John Messick’s work has appeared in Tampa Review, Rock & Sling, Cirque Journal, Alaska Dispatch News, and other publications. His essay “Discovering Terra Incognita” was awarded the AWP Intro Journals Prize in 2013. He has worked as a wildland firefighter, teacher, fish researcher, and sled dog handler. He earned his MFA from the University of Alaska-Fairbanks, and currently works as a freelance journalist covering Alaska’s Bristol Bay region. He lives on the Kenai Peninsula in southcentral Alaska.
Hot mix can leap across dry air, burn through Nomex. I better not screw up—75% diesel, 25% gasoline—the measure is precise. When the wicks light, we will ignite a thousand acres of Ponderosa and brush. We check wind, humidity. We squint to find any flames searing the wrong section of earth. “Line out!” shouts our squad boss. He leaves no room for error.
The foreman yells, “Hold the line!” & I repeat the message. Commands are passed here precisely as they are received, as in, “Keep your spacing!” or, “No fucking gaps!” and you had better not skip the curse word. Not even if you’re the Mormon kid. Not even then.
We stretch across hazy twilight, spread along a New Mexico or California hillside, I think, but can’t be sure, because firefighters aren’t supposed to care, except about big flames and two more days until overtime pay.
Drip torches flare. We scout for spot fires. I count my paces as the line progresses, trailing fire that sucks up the hillside to the smoking summit. A sawyer shouts, “If you ain’t spottin’ you ain’t burnin’!” His chainsaw bar reaches to his nipple line. He rests his arms against the sharpened teeth.
My back broils against the 300-foot flames. Held fast, eyes unwrapped, scouting spots—to buck boredom, I count verbs that can describe smoke: smoke billows, trails, churns, roars. The operation crescendos to a tempest, and smoke stings, engulfs, enshrouds, suffocates, reveals inadequacy.

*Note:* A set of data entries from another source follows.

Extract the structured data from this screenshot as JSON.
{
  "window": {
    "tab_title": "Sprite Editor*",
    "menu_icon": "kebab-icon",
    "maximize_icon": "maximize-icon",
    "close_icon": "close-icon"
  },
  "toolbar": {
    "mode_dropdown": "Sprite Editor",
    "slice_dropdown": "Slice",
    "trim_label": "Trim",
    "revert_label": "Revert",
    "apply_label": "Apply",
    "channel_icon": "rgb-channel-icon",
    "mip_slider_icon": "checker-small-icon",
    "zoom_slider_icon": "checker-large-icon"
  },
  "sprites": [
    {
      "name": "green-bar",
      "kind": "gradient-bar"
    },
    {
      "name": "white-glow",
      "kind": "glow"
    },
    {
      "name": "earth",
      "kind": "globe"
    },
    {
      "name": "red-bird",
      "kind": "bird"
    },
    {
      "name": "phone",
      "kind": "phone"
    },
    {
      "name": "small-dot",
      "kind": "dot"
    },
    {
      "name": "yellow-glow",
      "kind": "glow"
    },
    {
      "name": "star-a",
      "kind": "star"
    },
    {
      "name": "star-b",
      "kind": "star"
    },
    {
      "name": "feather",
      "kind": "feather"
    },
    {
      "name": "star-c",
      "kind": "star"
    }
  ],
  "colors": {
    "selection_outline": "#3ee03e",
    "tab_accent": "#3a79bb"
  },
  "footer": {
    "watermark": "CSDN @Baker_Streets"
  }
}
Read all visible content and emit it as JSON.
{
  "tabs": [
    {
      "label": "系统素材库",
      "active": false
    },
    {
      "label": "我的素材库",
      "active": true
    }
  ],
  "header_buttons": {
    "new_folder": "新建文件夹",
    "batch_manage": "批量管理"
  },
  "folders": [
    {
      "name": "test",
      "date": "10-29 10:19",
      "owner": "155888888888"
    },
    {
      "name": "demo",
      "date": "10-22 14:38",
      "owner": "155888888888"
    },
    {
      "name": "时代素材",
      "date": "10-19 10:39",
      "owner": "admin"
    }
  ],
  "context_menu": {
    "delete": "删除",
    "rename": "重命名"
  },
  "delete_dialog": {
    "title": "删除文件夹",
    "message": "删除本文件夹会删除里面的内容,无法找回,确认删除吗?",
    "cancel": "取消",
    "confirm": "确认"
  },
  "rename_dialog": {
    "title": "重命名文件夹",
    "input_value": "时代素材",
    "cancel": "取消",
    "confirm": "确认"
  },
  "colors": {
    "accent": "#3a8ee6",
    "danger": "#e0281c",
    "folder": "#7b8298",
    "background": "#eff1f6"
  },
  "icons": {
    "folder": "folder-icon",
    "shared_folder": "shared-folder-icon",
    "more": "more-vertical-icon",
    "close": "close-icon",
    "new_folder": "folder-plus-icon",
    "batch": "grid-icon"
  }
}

It’s like vomiting Copenhagen after a lost bet, or like sucking down a hundred cigarettes a minute, snot drizzling into soot, salt smearing into my mouth, obsessed with the gaps that fall between us. I am standing in flame-spilt darkness, on a road in the middle of a forest fire, & I stand straight because posture is part of belonging.
The scream chills me. A black bear gallops from the flame-front, two mewling cubs trailing, her paws burnt, hair scorched to the same charred slag as the trees. She pauses in the gravel, and in the glow of our burn, I can make out the wildness in her eyes. It lasts two seconds, maybe three, and the sow and cubs disappear downhill. Sparks simmer in their paw prints.
“Hold the line!” cries the foreman. His message traces the roadway like a scar. The bears will die tonight, I am sure.